Sieber, Sam D.
The most popular and traditional approaches to educational change have been through formal organizations. These organizations, by their very nature, are geared to treat typical cases and are efficient, but their effectiveness is questionable. Current models of change impose a certain rigidity on the situation which seems to defeat the professed goal of giving individualized service and developing personal capacities. Dissatisfaction with existing models on the grounds of inflexibility prompted an evaluation of a USOE-NIE program consisting of extension agents. It was clear that the key to the success of this experiment lay in its non-formal, non-specialized nature, making it possible to circumvent the organizational constraints and red tape of local and state educational systems. Two extension agents in each of two states and three agents in a third state were employed full time to visit schools within specified target areas and to help clients identify and articulate their needs. The agents referred each need or request to a retrieval staff located in the state education agency who performed computer or manual searches of ERIC and other, more standard, resources. When appropriate, the agent helped the client interpret or adapt the information, appraise its applicability, consider needed steps for use or implementation and repeat the process when needed. Few of the initial conceptions of how the agents were to perform their unprecedented roles were borne out in practice. The agents had to develop a repertoire of very different skills and to learn when to activate them. A great deal of qualitative observation and statistical data are providing mounting evidence that the best way to serve the needs of educators in behalf of enlightened change is to adopt a highly flexible, inter-personal approach with a bare minimum of role preconceptions and organizational props. (DMT)

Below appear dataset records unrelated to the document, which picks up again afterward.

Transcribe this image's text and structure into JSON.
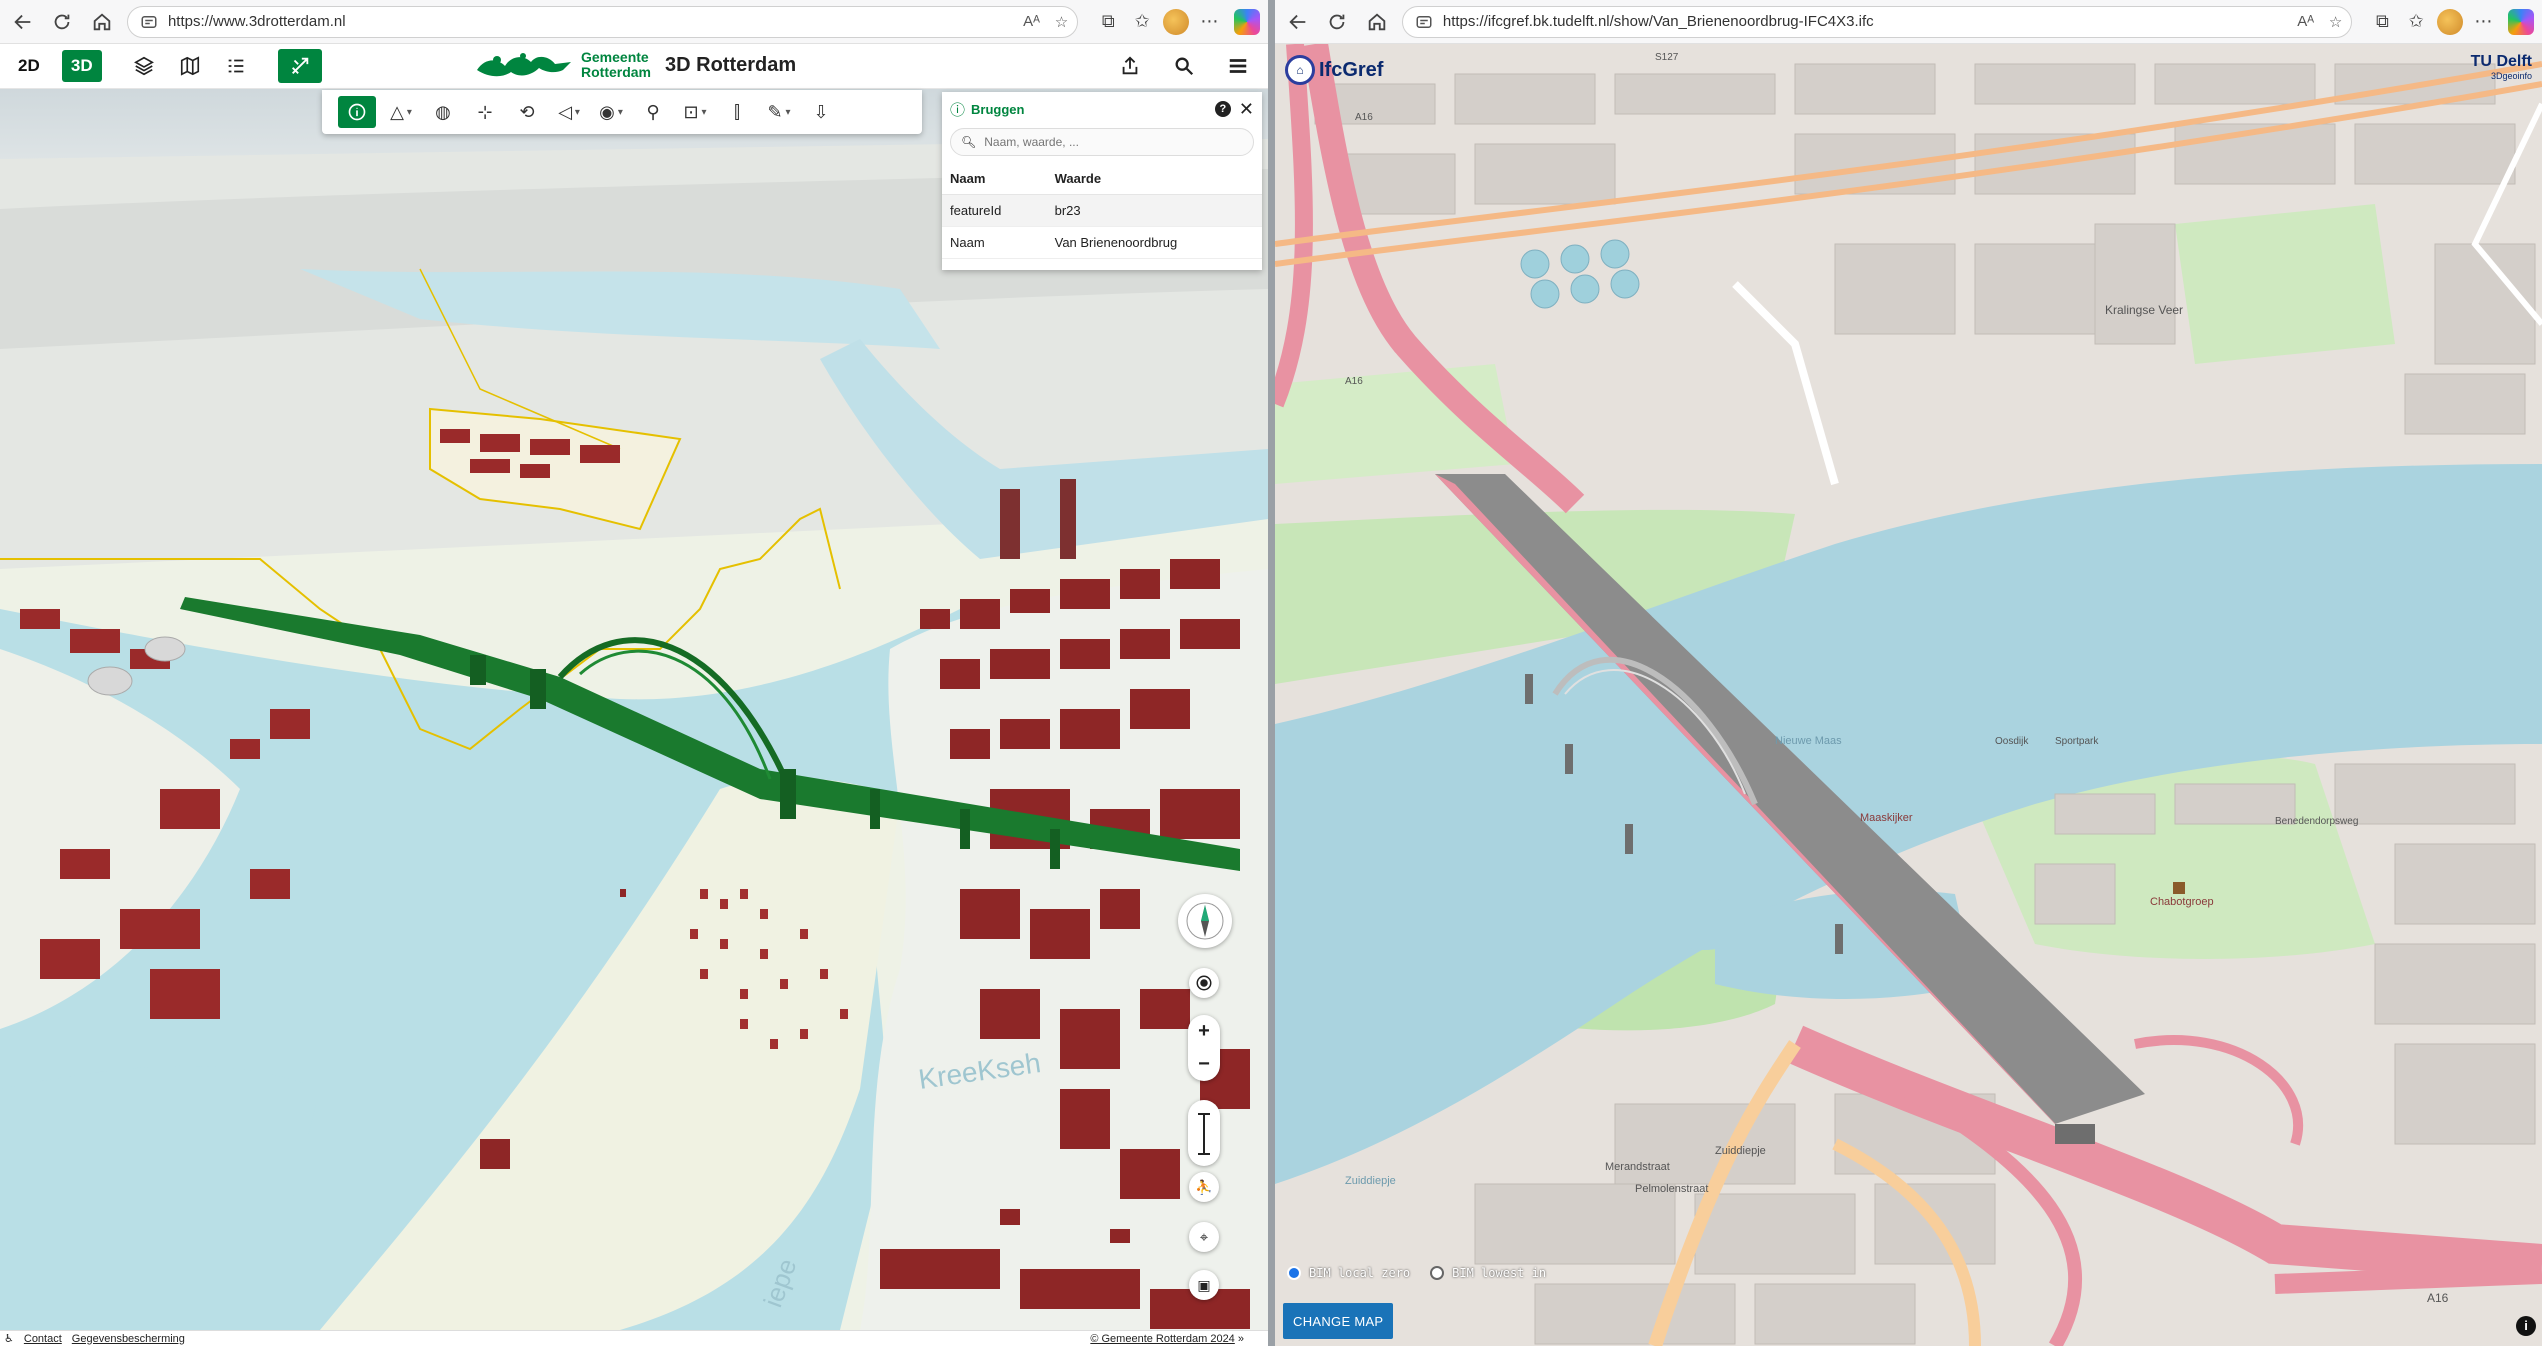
{
  "left": {
    "url": "https://www.3drotterdam.nl",
    "view_modes": [
      "2D",
      "3D"
    ],
    "active_mode": "3D",
    "logo_text_1": "Gemeente",
    "logo_text_2": "Rotterdam",
    "app_title": "3D Rotterdam",
    "info_panel": {
      "title": "Bruggen",
      "search_placeholder": "Naam, waarde, ...",
      "col_name": "Naam",
      "col_value": "Waarde",
      "rows": [
        {
          "name": "featureId",
          "value": "br23"
        },
        {
          "name": "Naam",
          "value": "Van Brienenoordbrug"
        }
      ]
    },
    "map_labels": {
      "water": "KreeKseh",
      "water2": "iepe"
    },
    "footer": {
      "contact": "Contact",
      "privacy": "Gegevensbescherming",
      "copyright": "© Gemeente Rotterdam 2024"
    },
    "colors": {
      "accent": "#00853f",
      "bridge": "#1a7a2e",
      "water": "#b9dfe6"
    }
  },
  "right": {
    "url": "https://ifcgref.bk.tudelft.nl/show/Van_Brienenoordbrug-IFC4X3.ifc",
    "logo": "IfcGref",
    "tud_logo_1": "TU",
    "tud_logo_2": "Delft",
    "tud_logo_3": "3Dgeoinfo",
    "radio_1": "BIM local zero",
    "radio_2": "BIM lowest in",
    "change_map": "CHANGE MAP",
    "map_labels": {
      "a16_top": "A16",
      "a16_left": "A16",
      "a16_bottom": "A16",
      "s127": "S127",
      "kralingse_veer": "Kralingse Veer",
      "maaskijker": "Maaskijker",
      "chabotgroep": "Chabotgroep",
      "zuiddiepje": "Zuiddiepje",
      "merandstraat": "Merandstraat",
      "pelmolenstraat": "Pelmolenstraat",
      "zuiddiepje2": "Zuiddiepje",
      "oosdijk": "Oosdijk",
      "sportpark": "Sportpark",
      "beneden": "Benedendorpsweg",
      "nieuwe_maas": "Nieuwe Maas"
    },
    "colors": {
      "water": "#aad3df",
      "motorway": "#e892a2",
      "bridge": "#8c8c8c"
    }
  }
}
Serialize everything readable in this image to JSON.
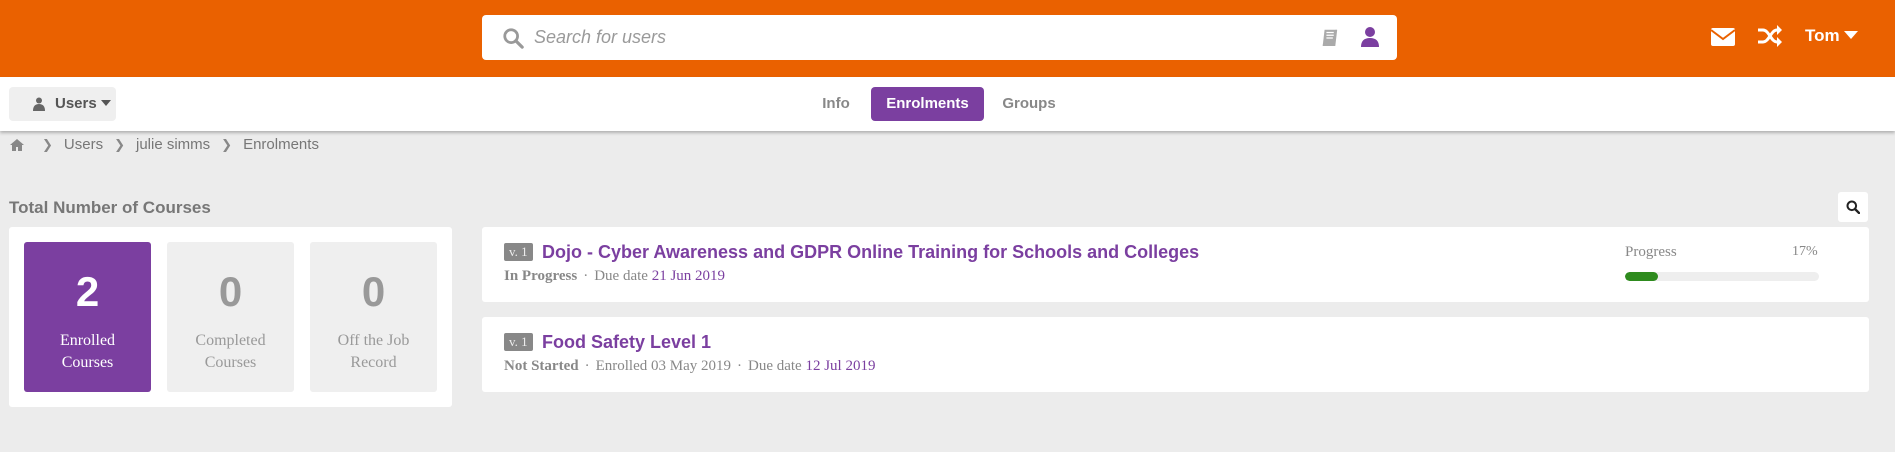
{
  "header": {
    "search_placeholder": "Search for users",
    "user_name": "Tom",
    "icons": [
      "search-icon",
      "book-icon",
      "user-icon",
      "envelope-icon",
      "shuffle-icon"
    ]
  },
  "subnav": {
    "users_label": "Users",
    "tabs": [
      {
        "label": "Info",
        "active": false
      },
      {
        "label": "Enrolments",
        "active": true
      },
      {
        "label": "Groups",
        "active": false
      }
    ]
  },
  "breadcrumb": [
    "Users",
    "julie simms",
    "Enrolments"
  ],
  "summary": {
    "title": "Total Number of Courses",
    "stats": [
      {
        "value": "2",
        "label": "Enrolled Courses",
        "active": true
      },
      {
        "value": "0",
        "label": "Completed Courses",
        "active": false
      },
      {
        "value": "0",
        "label": "Off the Job Record",
        "active": false
      }
    ]
  },
  "courses": [
    {
      "version": "v. 1",
      "title": "Dojo - Cyber Awareness and GDPR Online Training for Schools and Colleges",
      "status": "In Progress",
      "due_label": "Due date",
      "due_date": "21 Jun 2019",
      "progress_label": "Progress",
      "progress_pct": "17%",
      "progress_value": 0.17
    },
    {
      "version": "v. 1",
      "title": "Food Safety Level 1",
      "status": "Not Started",
      "enrolled": "Enrolled 03 May 2019",
      "due_label": "Due date",
      "due_date": "12 Jul 2019"
    }
  ],
  "colors": {
    "brand_orange": "#ea6100",
    "accent_purple": "#7b3fa0",
    "progress_green": "#2e8b1e"
  }
}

Publication Type: N/A
Education Level: N/A
Audience: N/A
Language: N/A
Sponsor: N/A
Authoring Institution: N/A